2. Tell us more about your apprenticeship: main subject, who is your mentor, what you have learned and especially, what surprised you the most within these months?
I’m working with the Node and Tooling team, mentored by Julien Tesson on a project to build a user interface to launch and interact with a Tezos node on the terminal. My project aims to improve the user experience of Tezos. It provides a clean, easy and flexible way to run and monitor a Tezos node on your terminal.
My project requires me to understand the architecture of Nomadic Labs’ software and to carry out an efficient technical development within it. I already had some familiarity with the basics of functional programming (especially OCaml) from my engineering school, but this project has taught me more advanced aspects of programming, and more about the OCaml toolstack.
This project has also helped me to develop new communication skills, as it requires close coordination with the development teams of Nomadic Labs. We have to discover, understand, and take into account the needs and suggestions of the developers and users, and conversely I have to communicate back to them about the progress of the project.
Working at Nomadic Labs has been an opportunity to be part of a team of awesome people with great human values and a great attitude to mentorship. Undergraduate courses are done by individuals but software is created by teams, so it has been a delight to learn how important it is to be technically competent and also well-integrated working with members of the team.
3. Why did you choose to become a part of the blockchain ecosystem and Nomadic labs? What are your plans after completing this apprenticeship?
Before my 2020 summer internship at Nomadic Labs and my year’s apprenticeship since then, I didn’t know much about blockchain. I heard about Nomadic Labs and Tezos from a teacher at school. I started to read Tezos project documentation and found myself fascinated by the algorithms, the techniques, the libraries used, and in general the detailed software architectures that help achieve robustness in a large-scale safety-critical distributed system. Also, I like that it is open-source and uses OCaml.

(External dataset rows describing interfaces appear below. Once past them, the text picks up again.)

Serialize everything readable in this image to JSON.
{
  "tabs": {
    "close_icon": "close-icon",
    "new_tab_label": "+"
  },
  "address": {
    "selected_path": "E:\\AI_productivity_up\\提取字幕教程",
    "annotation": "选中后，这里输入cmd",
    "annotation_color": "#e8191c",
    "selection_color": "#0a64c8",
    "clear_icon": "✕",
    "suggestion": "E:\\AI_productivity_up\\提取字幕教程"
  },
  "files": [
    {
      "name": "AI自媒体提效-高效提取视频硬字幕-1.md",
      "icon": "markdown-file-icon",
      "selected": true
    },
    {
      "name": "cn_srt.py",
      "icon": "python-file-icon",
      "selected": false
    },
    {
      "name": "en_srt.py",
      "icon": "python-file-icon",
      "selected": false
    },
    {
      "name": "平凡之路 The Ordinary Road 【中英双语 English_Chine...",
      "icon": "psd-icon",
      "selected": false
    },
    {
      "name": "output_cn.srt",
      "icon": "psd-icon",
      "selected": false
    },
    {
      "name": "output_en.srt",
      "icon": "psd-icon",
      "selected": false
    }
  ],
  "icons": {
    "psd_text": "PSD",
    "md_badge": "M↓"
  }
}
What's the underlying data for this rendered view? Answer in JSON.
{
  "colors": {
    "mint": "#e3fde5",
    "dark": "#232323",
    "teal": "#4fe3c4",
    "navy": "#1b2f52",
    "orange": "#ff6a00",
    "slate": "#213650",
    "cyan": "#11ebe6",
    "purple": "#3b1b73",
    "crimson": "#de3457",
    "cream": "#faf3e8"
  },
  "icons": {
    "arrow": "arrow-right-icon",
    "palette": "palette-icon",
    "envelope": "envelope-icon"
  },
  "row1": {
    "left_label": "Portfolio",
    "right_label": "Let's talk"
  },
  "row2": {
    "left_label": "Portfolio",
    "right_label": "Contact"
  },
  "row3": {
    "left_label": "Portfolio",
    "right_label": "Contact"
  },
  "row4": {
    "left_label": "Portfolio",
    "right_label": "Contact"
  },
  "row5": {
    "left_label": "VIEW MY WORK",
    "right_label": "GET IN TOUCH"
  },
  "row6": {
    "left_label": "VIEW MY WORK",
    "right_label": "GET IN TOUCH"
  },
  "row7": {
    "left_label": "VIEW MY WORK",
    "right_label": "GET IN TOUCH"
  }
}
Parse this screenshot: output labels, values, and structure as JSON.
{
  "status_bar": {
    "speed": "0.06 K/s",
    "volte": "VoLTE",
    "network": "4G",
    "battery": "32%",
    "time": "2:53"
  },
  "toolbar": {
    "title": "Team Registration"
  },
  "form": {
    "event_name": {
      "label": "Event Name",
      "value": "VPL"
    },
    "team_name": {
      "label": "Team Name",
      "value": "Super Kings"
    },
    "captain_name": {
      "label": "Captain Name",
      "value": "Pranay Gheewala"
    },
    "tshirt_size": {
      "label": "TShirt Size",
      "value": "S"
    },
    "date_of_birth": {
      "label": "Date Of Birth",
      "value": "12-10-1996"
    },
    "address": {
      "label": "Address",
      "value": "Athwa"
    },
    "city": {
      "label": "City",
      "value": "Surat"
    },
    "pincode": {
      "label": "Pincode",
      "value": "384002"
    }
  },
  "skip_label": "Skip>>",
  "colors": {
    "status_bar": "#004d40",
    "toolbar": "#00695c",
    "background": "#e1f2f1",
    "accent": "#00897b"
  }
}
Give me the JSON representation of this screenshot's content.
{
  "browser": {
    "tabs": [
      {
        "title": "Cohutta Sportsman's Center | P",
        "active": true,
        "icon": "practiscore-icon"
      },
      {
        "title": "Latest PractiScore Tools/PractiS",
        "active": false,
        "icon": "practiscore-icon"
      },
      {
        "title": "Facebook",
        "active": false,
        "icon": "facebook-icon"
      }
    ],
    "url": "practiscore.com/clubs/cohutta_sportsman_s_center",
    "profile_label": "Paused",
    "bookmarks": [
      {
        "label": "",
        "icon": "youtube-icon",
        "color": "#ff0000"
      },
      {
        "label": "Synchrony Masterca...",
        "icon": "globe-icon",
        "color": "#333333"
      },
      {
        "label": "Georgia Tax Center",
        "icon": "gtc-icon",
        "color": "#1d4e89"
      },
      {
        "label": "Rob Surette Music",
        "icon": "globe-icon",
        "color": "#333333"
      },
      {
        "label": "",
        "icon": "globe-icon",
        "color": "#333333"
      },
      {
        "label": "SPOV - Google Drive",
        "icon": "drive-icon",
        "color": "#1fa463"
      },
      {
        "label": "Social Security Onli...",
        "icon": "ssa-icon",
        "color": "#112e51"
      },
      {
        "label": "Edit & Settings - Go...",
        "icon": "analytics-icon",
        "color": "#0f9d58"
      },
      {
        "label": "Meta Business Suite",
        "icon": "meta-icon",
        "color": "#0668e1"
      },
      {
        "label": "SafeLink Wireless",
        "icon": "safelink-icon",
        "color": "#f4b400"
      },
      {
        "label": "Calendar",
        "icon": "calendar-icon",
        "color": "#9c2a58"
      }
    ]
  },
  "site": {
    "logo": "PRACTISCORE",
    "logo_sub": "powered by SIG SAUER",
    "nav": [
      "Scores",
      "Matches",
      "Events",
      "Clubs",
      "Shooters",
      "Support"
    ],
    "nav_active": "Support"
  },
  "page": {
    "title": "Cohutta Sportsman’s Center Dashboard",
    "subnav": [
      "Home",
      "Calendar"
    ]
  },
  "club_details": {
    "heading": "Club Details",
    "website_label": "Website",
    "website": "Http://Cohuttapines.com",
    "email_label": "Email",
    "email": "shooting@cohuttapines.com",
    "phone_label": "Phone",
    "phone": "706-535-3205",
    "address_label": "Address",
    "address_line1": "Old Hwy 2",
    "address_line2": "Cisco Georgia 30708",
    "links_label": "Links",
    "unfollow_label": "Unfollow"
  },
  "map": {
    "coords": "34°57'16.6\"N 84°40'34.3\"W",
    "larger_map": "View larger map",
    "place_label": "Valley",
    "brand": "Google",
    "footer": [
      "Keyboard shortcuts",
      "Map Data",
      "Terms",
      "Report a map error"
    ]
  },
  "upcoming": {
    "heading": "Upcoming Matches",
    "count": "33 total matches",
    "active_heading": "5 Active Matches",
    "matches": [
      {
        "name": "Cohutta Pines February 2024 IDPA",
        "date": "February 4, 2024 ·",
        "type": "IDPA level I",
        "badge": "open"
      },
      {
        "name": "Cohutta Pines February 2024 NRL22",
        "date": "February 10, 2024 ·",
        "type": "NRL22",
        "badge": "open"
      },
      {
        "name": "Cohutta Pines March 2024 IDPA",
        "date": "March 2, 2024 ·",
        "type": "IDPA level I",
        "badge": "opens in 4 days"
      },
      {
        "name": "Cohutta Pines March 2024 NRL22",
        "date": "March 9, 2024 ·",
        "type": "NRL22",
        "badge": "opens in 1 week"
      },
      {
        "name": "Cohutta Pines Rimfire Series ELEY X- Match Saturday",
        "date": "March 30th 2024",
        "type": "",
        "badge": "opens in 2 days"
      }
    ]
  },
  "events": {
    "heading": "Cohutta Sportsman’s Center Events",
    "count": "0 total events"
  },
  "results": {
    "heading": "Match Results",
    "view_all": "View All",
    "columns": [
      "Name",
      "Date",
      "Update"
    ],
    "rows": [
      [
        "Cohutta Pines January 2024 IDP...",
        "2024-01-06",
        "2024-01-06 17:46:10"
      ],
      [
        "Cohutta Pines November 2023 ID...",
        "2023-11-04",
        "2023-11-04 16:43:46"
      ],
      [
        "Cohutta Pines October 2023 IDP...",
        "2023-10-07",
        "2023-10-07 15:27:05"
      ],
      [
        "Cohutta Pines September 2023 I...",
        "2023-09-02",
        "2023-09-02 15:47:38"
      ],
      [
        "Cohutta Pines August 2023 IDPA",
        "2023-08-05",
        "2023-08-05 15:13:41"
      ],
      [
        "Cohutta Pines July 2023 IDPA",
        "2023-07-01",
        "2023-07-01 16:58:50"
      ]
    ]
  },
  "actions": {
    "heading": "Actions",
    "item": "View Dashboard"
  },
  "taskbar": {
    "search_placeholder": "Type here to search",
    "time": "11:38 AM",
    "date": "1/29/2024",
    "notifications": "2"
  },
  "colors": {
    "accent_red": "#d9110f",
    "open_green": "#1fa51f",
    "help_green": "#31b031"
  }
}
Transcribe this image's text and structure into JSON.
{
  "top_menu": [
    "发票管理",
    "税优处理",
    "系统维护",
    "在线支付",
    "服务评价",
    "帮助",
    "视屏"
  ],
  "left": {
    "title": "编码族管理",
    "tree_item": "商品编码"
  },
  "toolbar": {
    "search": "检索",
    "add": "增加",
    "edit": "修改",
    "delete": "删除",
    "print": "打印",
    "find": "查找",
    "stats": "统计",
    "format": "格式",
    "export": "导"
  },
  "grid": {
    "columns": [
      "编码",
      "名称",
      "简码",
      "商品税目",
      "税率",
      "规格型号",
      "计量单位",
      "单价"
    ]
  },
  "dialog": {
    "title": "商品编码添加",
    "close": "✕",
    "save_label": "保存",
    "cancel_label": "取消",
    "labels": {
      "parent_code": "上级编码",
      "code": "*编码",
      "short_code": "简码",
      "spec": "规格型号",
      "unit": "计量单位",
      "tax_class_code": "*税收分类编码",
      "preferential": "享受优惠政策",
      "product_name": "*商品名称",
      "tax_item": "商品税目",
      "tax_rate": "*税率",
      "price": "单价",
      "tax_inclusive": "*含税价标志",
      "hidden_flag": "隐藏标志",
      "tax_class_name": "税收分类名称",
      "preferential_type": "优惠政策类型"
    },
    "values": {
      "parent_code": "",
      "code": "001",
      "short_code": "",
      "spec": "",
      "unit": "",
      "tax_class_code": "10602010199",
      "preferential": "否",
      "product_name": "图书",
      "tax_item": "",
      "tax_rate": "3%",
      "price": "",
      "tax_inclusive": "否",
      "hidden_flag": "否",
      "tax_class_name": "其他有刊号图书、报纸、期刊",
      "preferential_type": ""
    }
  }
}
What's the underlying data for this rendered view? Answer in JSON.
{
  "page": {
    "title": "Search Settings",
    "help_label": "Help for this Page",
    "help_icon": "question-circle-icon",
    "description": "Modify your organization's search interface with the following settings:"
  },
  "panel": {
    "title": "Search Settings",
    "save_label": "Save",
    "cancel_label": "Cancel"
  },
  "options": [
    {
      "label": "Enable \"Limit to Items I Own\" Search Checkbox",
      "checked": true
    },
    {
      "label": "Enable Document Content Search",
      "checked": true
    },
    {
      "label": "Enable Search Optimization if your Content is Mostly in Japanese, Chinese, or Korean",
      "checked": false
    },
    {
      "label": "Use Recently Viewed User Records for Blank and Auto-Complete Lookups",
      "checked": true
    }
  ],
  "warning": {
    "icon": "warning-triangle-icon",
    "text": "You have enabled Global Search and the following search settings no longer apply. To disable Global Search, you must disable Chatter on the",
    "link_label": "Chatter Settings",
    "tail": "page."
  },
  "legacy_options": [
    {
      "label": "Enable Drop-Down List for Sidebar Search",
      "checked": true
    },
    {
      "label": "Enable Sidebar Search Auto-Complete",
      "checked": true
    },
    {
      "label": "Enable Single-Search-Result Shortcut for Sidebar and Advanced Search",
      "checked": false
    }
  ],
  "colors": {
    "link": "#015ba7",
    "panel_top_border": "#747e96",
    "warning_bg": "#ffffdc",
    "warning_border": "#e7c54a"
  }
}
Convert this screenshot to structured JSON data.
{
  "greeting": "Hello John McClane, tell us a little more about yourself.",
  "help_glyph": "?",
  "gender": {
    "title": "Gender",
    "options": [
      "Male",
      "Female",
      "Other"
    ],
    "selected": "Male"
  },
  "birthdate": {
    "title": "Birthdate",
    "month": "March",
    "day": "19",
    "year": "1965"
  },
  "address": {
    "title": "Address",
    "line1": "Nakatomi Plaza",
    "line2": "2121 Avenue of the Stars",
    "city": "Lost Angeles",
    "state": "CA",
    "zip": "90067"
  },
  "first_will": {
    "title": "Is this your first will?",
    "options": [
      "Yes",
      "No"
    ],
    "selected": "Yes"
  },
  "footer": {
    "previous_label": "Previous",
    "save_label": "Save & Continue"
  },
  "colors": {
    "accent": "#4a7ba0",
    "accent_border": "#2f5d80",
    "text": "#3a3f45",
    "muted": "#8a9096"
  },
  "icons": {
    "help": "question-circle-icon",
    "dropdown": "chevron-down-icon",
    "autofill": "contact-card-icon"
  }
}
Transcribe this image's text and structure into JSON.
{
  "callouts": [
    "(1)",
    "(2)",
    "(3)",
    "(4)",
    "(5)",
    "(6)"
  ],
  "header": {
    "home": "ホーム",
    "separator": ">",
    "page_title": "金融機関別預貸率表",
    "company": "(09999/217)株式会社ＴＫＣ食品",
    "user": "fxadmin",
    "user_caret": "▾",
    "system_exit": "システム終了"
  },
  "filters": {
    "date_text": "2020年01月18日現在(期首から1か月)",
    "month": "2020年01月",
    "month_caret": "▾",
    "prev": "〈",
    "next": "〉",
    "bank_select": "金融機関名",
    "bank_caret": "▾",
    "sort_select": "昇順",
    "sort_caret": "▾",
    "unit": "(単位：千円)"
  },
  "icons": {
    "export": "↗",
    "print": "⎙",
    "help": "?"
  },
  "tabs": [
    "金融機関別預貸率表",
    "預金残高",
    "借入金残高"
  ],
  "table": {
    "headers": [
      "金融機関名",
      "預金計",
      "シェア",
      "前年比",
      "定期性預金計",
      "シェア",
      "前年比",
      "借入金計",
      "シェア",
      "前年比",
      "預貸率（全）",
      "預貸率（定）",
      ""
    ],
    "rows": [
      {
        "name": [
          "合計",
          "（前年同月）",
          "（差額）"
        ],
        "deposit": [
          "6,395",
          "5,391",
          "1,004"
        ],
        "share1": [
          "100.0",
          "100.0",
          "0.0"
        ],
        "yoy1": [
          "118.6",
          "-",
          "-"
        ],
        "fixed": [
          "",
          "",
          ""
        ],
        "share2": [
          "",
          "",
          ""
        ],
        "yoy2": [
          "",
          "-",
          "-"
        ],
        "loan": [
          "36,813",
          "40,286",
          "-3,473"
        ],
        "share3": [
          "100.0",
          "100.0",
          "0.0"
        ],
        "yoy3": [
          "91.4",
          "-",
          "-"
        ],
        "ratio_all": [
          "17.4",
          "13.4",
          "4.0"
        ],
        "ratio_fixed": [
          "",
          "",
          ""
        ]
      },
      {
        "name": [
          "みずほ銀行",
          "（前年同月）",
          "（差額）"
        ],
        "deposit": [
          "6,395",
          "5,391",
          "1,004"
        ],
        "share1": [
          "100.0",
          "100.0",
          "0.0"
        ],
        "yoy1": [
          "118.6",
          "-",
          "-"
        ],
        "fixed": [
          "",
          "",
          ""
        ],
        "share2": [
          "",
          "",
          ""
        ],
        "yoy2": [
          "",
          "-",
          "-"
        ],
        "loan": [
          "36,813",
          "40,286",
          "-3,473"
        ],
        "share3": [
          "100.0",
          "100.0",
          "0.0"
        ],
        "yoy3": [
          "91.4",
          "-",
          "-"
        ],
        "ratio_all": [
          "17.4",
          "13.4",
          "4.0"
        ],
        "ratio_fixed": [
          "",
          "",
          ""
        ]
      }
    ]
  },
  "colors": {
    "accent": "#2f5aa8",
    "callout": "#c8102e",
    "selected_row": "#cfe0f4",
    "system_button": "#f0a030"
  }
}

So I was delighted to get an apprenticeship with Nomadic Labs to develop my technical skills while learning more about OCaml, the blockchain ecosystem, and about Tezos in particular.
I have found the experience thrilling and hope to keep working in the OCaml community, and hopefully within the blockchain ecosystem.
We started the project from scratch at the beginning of Killian’s apprenticeship back in September 2020, and he has become highly committed to it. Killian did a very good job of designing his prototype, and we have had some great discussions on the project architecture and on the user experience offered.
During the year of Killian’s apprenticeship it’s been my pleasure to watch Killian learn and evolve as a software engineer, and I have been impressed by his determination and his progress. His apprenticeship with us will end soon, when he graduates, and I wish Killian all the best for his future!
Currently, you can download Octez the Nomadic Labs implementation of Tezos, and fire up the command
tezos-node to run a Tezos node (tutorial here). And this is all good — but even a professional developer would agree that the
tezos-node logging output is not the easiest to read.
A command-line client exists which can query a node for more information, but it does not necessarily deliver more easy-to-read information. Developers also have specific tools to monitor node health — you launch a dedicated program to query the node, that feeds a Prometheus service that itself feeds a Grafana service, which serves you a webpage. This is powerful, but not necessarily well-suited to every end-user.
Killian is developing a lightweight and user-friendly standalone prototype control utility with which a user can run a node and interact with it, getting meaningful and easily-digested diagnostic information from the node, and being able to issue commands via the utility to control the node’s behaviour. Think: a “a dashboard, for Tezos nodes”.
This is quite a large project that would greatly improve the user experience, and Killian’s prototype has laid the foundations for it. I am very pleased with his work.